Exercise >> Can you reproduce the data beneath, keeping every line exact?

————

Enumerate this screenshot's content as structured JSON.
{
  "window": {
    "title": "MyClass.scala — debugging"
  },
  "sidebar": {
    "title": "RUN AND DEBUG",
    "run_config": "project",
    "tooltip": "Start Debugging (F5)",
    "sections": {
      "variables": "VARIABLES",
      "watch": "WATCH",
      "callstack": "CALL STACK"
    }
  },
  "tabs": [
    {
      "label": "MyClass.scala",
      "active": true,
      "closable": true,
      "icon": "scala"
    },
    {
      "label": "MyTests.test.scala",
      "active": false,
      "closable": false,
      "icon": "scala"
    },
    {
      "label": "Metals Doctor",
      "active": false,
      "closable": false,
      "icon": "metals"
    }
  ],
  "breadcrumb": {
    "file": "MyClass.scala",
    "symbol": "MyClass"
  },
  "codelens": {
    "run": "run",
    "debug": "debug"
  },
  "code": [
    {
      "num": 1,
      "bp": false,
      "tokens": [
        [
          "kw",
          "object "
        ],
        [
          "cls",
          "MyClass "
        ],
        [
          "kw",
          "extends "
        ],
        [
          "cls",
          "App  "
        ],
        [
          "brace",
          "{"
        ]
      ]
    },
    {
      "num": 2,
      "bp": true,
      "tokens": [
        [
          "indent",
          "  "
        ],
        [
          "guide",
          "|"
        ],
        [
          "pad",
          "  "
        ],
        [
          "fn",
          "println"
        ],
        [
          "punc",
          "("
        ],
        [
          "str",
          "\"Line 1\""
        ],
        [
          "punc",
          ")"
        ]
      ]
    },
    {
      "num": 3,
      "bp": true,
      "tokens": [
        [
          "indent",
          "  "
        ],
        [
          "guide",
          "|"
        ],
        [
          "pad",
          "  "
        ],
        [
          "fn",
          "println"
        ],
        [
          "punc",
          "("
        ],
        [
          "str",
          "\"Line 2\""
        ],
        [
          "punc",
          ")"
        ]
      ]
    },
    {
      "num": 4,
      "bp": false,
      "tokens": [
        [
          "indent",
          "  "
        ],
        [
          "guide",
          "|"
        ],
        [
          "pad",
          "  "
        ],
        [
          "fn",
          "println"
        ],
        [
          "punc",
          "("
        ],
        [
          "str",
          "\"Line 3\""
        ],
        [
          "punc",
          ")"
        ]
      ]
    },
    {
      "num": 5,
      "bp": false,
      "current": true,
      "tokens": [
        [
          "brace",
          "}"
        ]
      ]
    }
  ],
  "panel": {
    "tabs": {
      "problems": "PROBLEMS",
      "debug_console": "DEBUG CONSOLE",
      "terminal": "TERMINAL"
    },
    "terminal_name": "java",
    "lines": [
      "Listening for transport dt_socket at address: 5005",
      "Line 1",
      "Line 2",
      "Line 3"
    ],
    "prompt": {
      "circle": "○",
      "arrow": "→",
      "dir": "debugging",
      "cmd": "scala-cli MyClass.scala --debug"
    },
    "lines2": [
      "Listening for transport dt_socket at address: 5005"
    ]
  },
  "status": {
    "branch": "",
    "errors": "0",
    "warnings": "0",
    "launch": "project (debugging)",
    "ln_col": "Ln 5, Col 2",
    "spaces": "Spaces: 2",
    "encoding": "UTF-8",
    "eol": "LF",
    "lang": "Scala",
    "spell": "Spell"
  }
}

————

Output of the exercise >>
Enumerate this screenshot's content as structured JSON.
{
  "window": {
    "title": "MyClass.scala — debugging"
  },
  "sidebar": {
    "title": "RUN AND DEBUG",
    "run_config": "project",
    "tooltip": "Start Debugging (F5)",
    "sections": {
      "variables": "VARIABLES",
      "watch": "WATCH",
      "callstack": "CALL STACK"
    }
  },
  "tabs": [
    {
      "label": "MyClass.scala",
      "active": true,
      "closable": true,
      "icon": "scala"
    },
    {
      "label": "MyTests.test.scala",
      "active": false,
      "closable": false,
      "icon": "scala"
    },
    {
      "label": "Metals Doctor",
      "active": false,
      "closable": false,
      "icon": "metals"
    }
  ],
  "breadcrumb": {
    "file": "MyClass.scala",
    "symbol": "MyClass"
  },
  "codelens": {
    "run": "run",
    "debug": "debug"
  },
  "code": [
    {
      "num": 1,
      "bp": false,
      "tokens": [
        [
          "kw",
          "object "
        ],
        [
          "cls",
          "MyClass "
        ],
        [
          "kw",
          "extends "
        ],
        [
          "cls",
          "App  "
        ],
        [
          "brace",
          "{"
        ]
      ]
    },
    {
      "num": 2,
      "bp": true,
      "tokens": [
        [
          "indent",
          "  "
        ],
        [
          "guide",
          "|"
        ],
        [
          "pad",
          "  "
        ],
        [
          "fn",
          "println"
        ],
        [
          "punc",
          "("
        ],
        [
          "str",
          "\"Line 1\""
        ],
        [
          "punc",
          ")"
        ]
      ]
    },
    {
      "num": 3,
      "bp": true,
      "tokens": [
        [
          "indent",
          "  "
        ],
        [
          "guide",
          "|"
        ],
        [
          "pad",
          "  "
        ],
        [
          "fn",
          "println"
        ],
        [
          "punc",
          "("
        ],
        [
          "str",
          "\"Line 2\""
        ],
        [
          "punc",
          ")"
        ]
      ]
    },
    {
      "num": 4,
      "bp": false,
      "tokens": [
        [
          "indent",
          "  "
        ],
        [
          "guide",
          "|"
        ],
        [
          "pad",
          "  "
        ],
        [
          "fn",
          "println"
        ],
        [
          "punc",
          "("
        ],
        [
          "str",
          "\"Line 3\""
        ],
        [
          "punc",
          ")"
        ]
      ]
    },
    {
      "num": 5,
      "bp": false,
      "current": true,
      "tokens": [
        [
          "brace",
          "}"
        ]
      ]
    }
  ],
  "panel": {
    "tabs": {
      "problems": "PROBLEMS",
      "debug_console": "DEBUG CONSOLE",
      "terminal": "TERMINAL"
    },
    "terminal_name": "java",
    "lines": [
      "Listening for transport dt_socket at address: 5005",
      "Line 1",
      "Line 2",
      "Line 3"
    ],
    "prompt": {
      "circle": "○",
      "arrow": "→",
      "dir": "debugging",
      "cmd": "scala-cli MyClass.scala --debug"
    },
    "lines2": [
      "Listening for transport dt_socket at address: 5005"
    ]
  },
  "status": {
    "branch": "",
    "errors": "0",
    "warnings": "0",
    "launch": "project (debugging)",
    "ln_col": "Ln 5, Col 2",
    "spaces": "Spaces: 2",
    "encoding": "UTF-8",
    "eol": "LF",
    "lang": "Scala",
    "spell": "Spell"
  }
}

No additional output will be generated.